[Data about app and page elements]
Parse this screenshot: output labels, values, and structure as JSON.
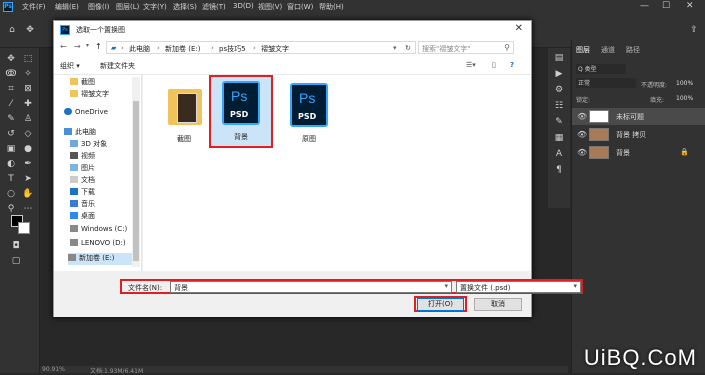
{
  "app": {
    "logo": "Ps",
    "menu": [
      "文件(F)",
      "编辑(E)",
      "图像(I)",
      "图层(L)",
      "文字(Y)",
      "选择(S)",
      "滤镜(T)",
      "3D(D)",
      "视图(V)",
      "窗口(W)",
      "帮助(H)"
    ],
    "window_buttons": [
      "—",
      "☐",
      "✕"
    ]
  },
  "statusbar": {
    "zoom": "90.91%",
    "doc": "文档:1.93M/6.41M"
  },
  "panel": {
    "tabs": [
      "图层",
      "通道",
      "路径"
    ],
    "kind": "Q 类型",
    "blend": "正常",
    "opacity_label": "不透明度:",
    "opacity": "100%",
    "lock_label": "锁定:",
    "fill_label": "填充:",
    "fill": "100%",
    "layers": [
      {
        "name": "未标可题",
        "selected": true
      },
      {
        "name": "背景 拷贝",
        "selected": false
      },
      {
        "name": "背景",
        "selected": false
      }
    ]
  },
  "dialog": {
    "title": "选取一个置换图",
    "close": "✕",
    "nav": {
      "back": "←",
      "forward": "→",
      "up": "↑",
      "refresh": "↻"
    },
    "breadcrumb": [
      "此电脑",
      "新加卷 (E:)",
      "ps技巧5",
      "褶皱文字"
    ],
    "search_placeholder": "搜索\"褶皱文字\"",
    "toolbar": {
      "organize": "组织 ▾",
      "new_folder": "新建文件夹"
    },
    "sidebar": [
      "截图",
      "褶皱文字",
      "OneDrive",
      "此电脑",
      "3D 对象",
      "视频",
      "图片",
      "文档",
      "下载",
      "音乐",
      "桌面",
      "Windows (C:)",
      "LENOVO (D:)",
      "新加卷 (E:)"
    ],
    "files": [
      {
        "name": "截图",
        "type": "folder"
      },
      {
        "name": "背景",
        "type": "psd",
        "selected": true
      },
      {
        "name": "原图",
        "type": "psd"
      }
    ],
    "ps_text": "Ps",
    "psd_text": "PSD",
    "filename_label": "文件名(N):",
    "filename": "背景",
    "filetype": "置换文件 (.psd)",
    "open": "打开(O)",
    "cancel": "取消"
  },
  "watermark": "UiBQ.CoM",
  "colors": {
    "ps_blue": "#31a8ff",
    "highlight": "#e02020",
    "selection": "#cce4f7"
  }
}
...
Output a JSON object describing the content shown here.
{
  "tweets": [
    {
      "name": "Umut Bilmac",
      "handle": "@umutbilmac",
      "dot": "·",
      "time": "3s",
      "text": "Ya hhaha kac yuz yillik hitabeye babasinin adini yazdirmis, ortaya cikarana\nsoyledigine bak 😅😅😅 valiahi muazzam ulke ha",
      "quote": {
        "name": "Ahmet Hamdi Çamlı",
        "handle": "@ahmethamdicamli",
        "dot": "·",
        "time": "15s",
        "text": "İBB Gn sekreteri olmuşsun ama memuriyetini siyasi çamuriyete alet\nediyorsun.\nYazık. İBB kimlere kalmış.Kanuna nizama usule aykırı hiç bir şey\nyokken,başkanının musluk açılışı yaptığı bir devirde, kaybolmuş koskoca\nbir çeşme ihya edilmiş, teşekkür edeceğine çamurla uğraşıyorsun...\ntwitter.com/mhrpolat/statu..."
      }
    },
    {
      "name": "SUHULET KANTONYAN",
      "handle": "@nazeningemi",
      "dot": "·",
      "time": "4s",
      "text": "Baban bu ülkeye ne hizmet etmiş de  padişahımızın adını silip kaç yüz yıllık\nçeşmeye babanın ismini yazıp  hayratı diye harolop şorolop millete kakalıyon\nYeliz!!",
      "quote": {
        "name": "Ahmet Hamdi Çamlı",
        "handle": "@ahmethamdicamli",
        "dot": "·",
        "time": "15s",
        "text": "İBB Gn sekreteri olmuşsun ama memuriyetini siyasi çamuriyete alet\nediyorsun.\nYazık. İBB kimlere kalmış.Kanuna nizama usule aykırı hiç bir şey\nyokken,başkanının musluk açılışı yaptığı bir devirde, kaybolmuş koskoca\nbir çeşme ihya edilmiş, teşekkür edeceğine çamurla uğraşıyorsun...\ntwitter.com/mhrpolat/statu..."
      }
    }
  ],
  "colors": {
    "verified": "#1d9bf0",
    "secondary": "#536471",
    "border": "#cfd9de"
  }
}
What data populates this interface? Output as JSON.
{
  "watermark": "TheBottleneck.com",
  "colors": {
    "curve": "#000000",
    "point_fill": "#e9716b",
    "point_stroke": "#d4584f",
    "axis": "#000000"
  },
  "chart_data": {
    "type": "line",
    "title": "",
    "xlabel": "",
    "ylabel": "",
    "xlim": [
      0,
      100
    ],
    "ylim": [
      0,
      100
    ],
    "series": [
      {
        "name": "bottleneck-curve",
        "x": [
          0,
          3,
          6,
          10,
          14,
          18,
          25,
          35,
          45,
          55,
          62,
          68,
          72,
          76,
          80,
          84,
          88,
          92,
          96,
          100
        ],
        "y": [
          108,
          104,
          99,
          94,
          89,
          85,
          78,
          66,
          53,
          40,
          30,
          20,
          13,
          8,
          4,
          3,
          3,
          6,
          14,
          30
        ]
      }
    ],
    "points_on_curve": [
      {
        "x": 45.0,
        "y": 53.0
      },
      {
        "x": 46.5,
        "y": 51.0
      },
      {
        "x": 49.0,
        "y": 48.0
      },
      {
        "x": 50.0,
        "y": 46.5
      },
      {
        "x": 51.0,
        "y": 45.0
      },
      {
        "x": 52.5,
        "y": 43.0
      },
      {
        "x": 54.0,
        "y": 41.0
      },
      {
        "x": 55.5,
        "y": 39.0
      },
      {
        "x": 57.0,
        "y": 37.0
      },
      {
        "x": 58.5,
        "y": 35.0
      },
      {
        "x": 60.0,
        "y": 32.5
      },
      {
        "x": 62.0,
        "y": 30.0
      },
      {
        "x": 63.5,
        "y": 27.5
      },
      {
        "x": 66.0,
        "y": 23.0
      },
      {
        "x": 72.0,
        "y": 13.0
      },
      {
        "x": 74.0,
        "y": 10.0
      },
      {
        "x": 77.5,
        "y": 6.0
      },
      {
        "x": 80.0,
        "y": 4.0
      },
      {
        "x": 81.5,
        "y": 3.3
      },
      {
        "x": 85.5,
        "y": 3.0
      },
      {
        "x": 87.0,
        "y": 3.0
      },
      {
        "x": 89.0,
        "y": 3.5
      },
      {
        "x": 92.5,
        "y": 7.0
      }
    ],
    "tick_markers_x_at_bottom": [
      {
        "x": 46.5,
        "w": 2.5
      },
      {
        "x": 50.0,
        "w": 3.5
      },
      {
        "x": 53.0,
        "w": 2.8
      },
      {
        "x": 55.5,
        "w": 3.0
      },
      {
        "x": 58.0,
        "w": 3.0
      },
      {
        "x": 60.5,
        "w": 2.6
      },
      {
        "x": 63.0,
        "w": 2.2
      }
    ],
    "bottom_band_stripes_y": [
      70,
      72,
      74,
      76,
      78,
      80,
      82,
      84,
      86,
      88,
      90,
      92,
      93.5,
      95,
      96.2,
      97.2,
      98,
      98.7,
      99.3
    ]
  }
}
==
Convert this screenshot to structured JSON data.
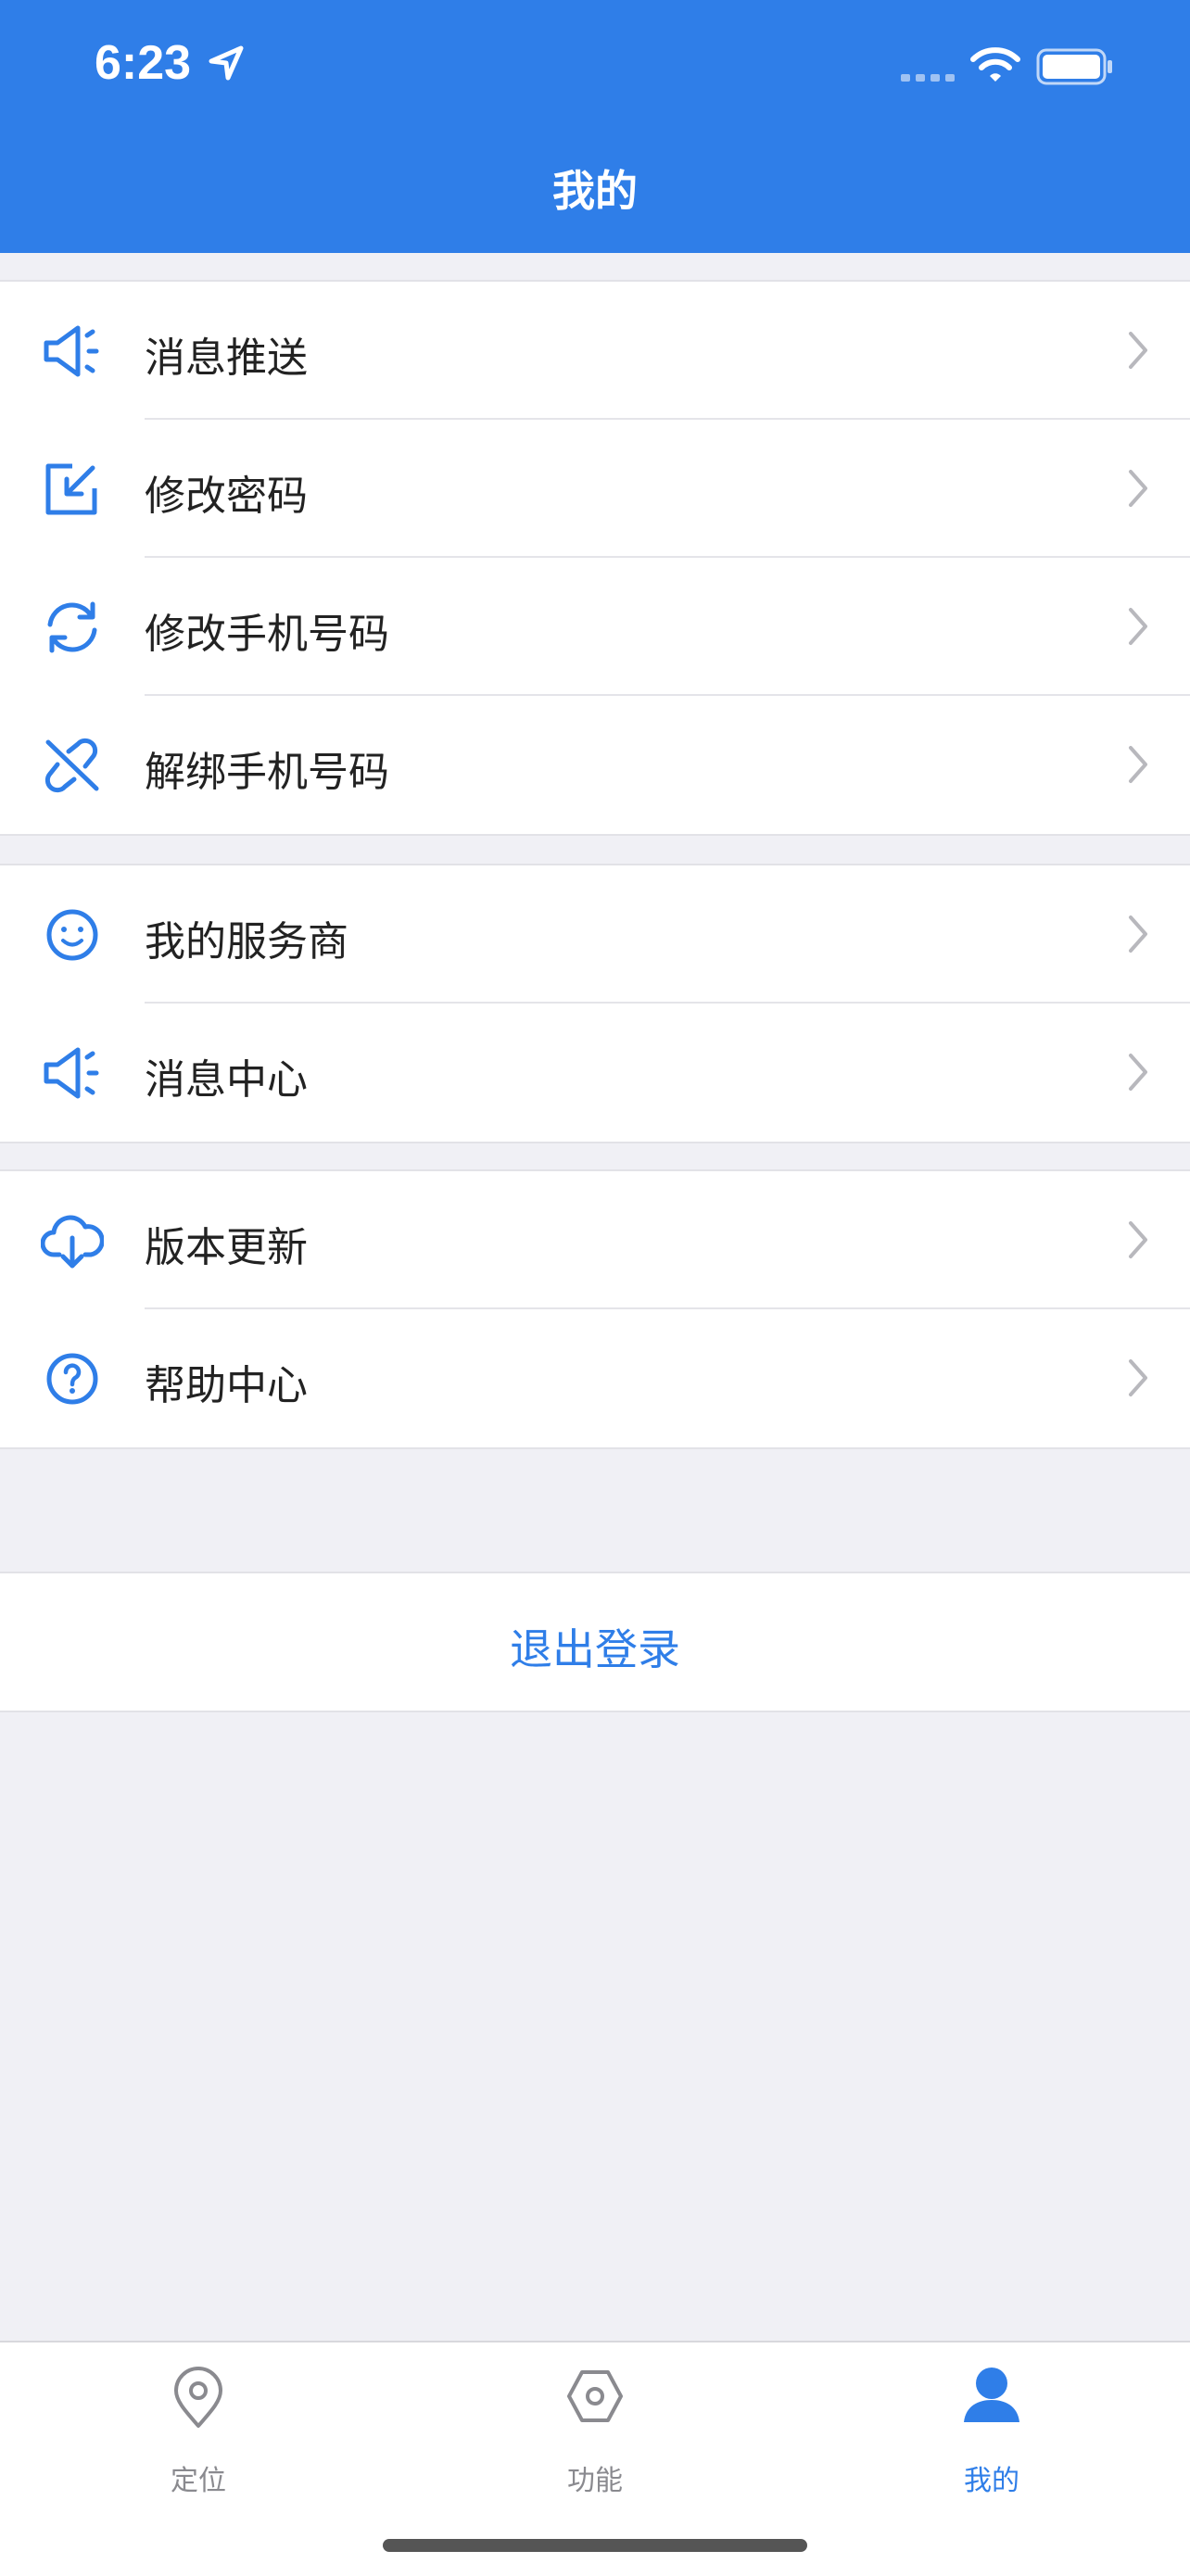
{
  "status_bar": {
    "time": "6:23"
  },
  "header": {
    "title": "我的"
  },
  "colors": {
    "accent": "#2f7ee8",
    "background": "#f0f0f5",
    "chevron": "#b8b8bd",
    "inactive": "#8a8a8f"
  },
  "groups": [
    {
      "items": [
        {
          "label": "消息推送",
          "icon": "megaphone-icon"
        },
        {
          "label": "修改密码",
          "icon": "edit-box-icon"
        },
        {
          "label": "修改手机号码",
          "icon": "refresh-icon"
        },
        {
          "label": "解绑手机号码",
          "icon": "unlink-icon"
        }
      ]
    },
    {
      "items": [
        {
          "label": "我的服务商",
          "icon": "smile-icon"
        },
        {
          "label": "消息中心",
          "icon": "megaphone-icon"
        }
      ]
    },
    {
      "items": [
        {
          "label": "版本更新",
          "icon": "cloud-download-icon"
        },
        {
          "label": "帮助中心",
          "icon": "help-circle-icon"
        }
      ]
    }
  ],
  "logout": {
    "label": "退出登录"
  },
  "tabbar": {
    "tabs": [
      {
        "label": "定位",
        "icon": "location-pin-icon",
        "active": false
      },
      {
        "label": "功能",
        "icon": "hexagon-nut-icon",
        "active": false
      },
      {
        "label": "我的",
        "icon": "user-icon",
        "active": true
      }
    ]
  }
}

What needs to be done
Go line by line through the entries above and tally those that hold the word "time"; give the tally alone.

Problem solution
5